NCJ Number
Date Published
2 pages

This document describes the development process of a Tribal Court CASA (Court Appointed Special Advocate) program.


This endeavor requires a great deal of research, planning, organizing, and hard work. This manual is based on the collective experience of Tribal and non-Tribal Court CASA organizations throughout the Nation. Most States have a statewide CASA association that can provide guidance and support, potential funding sources, and program connections. CASA volunteers are lay people that are assigned by a judge to represent the best interests of children whose cases are before the court. CASA/GAL (Guardian Ad Litem) volunteers gather relevant information about the child and the family. The Tribal Court CASA Program is designed to assist in the development and enhancement of Tribal Court programs that provide volunteer CASAs for Native American children that have been abused or neglected.
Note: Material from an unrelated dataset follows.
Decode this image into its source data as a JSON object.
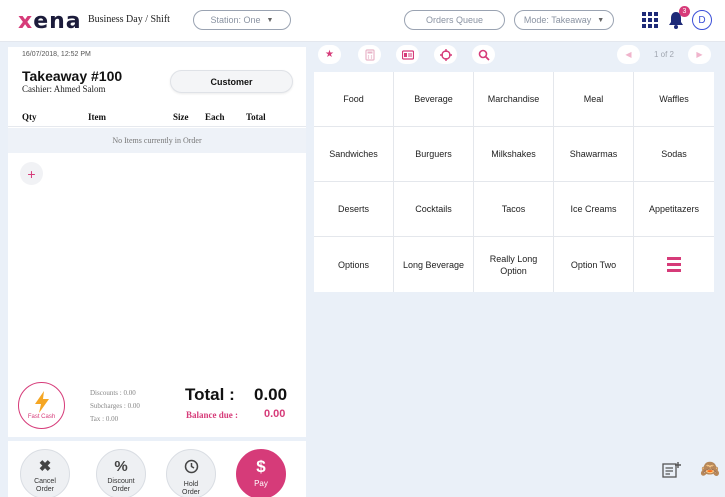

The goal is to increase the number of Indian children that are receiving culturally sensitive representation through Indigenous CASA programs in Tribal Court proceedings. The initial planning steps for a CASA program include becoming educated about the problems; assessing the community’s response to child abuse; determining if the program will succeed; obtaining judicial support; and forming a steering/planning committee. The steps to creating the organization are to establish a mission statement and to establish a plan that details all the tasks required to implement a program. The organizational structure of the program should be established under the Tribe, under another organization, or as an independent organization. Establishing a Board of Directors entails recruiting and selecting members and assigning responsibilities. An important step in planning a program is establishing a relationship with the Tribal Court. The steps in funding a program include developing a budget, an approach to fundraising, finding possible funding sources, and grantwriting. Recruiting volunteers and volunteer training and management are important aspects of the program. Managing the program entails financial management, risk management, and program operations.

Date Published: January 1, 2000